Private businesses raise equity capital through what are called private placements, which are open only to accredited investors (individuals with a high net worth or income, banks, insurers, and other sophisticated investors). Businesses that go public raise equity capital through the sale of stock to the general public. Companies use the equity capital they raise, along with other types of capital, to operate and generate profits.
Businesses can also obtain debt capital through loans from individuals, financial institutions, and other lenders, or by selling bonds to investors. Unlike equity, debt has to be paid back to the investor within a fixed time period.
Debt also typically comes with interest, or an additional cost that must be paid regularly for the privilege of borrowing. The interest rate a business pays depends on its financial strength and credit rating. Small, riskier businesses typically pay higher interest rates than larger, more established companies.
Debt capital comes from many sources. For loans, this includes banks, credit unions, and other lending institutions. Public companies can also sell bonds to institutional investors, such as banks and investment funds. Privately held businesses can also raise debt capital through private placements (sale of securities not traded on a major market).
Working capital represents a business’s day-to-day operating capital. The formula for working capital is:
Working Capital = Current Assets - Current Liabilities
Current assets include things like cash, short-term fixed income securities, inventory, and accounts receivable. Inventory consists of the items a business sells, or in the case of a restaurant or manufacturing business, raw materials used to make the final product. Accounts receivable is what customers owe the company for sales or services it has already delivered.
Current liabilities include accounts payable, accrued expenses, and short-term debt. Accounts payable are expenses the company currently owes to its suppliers or vendors. Accrued expenses represent things like employees’ salaries that have not yet been paid.

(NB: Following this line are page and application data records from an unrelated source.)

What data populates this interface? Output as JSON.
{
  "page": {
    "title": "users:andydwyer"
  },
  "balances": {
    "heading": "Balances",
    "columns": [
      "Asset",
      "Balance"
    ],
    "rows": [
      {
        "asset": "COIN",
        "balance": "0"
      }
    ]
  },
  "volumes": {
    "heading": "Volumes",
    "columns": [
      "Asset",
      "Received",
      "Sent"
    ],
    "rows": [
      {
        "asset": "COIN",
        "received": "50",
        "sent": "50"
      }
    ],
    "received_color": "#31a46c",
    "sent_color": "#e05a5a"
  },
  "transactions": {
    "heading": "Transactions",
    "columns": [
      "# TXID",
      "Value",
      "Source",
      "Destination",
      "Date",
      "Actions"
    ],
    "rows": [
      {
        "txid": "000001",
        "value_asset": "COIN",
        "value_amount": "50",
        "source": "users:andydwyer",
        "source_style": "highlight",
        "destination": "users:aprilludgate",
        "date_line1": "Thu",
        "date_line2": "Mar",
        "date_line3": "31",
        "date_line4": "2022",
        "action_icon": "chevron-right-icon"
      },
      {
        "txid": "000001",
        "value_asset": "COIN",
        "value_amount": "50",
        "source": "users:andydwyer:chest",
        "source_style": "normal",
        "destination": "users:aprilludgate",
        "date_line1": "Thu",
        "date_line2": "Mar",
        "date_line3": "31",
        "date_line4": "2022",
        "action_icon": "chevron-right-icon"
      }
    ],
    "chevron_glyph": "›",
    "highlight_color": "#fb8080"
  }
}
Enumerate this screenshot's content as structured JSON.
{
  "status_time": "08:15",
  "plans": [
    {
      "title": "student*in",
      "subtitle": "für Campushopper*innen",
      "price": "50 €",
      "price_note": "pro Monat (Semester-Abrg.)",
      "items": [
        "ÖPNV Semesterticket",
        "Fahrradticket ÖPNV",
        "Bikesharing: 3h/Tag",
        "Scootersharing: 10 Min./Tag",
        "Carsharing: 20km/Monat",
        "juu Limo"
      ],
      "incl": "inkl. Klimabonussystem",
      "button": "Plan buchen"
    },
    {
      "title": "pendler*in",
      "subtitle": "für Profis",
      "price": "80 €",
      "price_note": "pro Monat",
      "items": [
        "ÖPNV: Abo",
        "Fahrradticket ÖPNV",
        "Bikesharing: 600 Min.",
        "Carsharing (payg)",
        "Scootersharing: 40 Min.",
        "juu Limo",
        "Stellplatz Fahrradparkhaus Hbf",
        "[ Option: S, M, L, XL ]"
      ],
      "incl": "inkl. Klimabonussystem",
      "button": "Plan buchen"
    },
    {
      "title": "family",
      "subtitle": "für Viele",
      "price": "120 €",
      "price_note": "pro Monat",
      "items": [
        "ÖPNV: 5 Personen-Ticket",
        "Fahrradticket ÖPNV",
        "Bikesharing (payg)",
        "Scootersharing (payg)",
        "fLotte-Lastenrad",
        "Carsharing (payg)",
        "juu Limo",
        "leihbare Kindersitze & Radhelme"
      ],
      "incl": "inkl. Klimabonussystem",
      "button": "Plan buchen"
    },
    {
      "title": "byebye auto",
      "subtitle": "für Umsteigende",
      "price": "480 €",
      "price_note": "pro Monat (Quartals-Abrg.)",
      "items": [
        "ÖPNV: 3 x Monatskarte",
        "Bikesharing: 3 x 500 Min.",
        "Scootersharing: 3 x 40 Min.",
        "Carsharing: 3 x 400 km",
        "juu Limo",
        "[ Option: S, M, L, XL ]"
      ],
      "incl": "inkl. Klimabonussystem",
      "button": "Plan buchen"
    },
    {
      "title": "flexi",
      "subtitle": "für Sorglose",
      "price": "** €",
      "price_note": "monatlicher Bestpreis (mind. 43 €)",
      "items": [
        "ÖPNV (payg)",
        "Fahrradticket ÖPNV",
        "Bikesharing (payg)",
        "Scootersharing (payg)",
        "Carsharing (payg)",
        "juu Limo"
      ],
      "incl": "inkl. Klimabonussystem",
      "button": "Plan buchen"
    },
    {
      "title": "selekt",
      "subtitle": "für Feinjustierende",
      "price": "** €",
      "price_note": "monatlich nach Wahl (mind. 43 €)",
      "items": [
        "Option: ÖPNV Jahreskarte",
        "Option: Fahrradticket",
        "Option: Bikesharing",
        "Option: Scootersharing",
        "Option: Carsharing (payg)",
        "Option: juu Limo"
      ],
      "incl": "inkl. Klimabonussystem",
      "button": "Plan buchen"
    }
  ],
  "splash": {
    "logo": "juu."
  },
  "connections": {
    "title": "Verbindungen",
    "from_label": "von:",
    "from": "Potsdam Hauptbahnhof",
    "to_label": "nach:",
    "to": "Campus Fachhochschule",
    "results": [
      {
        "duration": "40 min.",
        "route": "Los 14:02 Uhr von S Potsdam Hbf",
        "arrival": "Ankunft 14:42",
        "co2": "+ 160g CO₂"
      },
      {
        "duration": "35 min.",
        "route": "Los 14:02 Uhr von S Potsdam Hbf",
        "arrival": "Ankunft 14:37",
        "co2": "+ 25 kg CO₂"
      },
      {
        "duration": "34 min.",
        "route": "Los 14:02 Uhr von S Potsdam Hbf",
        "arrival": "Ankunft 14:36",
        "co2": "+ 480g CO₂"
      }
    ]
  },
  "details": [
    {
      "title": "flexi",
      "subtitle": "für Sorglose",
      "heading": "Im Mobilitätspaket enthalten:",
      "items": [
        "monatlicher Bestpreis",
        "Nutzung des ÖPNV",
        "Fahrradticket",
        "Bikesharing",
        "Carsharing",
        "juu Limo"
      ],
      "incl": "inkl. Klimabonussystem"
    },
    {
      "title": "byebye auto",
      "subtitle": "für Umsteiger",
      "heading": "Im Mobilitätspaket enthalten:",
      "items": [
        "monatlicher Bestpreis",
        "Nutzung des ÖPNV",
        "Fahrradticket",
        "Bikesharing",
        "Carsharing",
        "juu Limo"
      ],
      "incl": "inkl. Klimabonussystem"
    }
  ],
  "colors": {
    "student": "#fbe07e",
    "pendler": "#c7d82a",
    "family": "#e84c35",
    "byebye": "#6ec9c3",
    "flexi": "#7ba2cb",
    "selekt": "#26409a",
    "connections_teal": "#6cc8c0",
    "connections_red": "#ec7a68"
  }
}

Working capital is the most commonly used measure of a company’s ability to satisfy short-term obligations (think of this as a business’s monthly bills). If a firm doesn’t have enough working capital, it may not be able to stay in business.
Certain current assets are more liquid than others. Liquidity refers to how quickly an asset can be converted to cash without affecting its price. Obviously, cash is the most liquid asset. After that, short-term cash equivalents (such as money market accounts and short-term bonds) are the next most liquid. Current assets like inventory and accounts receivable are less liquid. While it may be easier than selling a piece of machinery or property, it still takes time to convert inventory into sales or collect on an invoice. Not having enough liquidity can be a problem if a company lacks enough cash to make payroll or pay vendors.
What is a Non-Exempt Employee?
A non-exempt employee is one who is entitled to a minimum wage and overtime pay through the Fair Labor Standards Act.
What is an Option-Adjusted Spread (OAS)?
An option-adjusted spread is the difference between the yield of a security that pays fixed interest payments and the current U.S. Treasury rates, which represents the rate of return on a risk-free investment.
What is Adjusted Gross Income?
Adjusted gross income is calculated by subtracting qualified expenses or certain retirement account contributions from your gross income to determine your taxable income.
What is a Cryptocurrency?
A cryptocurrency, like Bitcoin, is a form of digital currency that typically is based on blockchain technology.
What is a Preferred Provider Organization (PPO)?
A preferred provider organization (PPO) is a healthcare plan that provides discounted coverage within a network of healthcare providers for subscribers.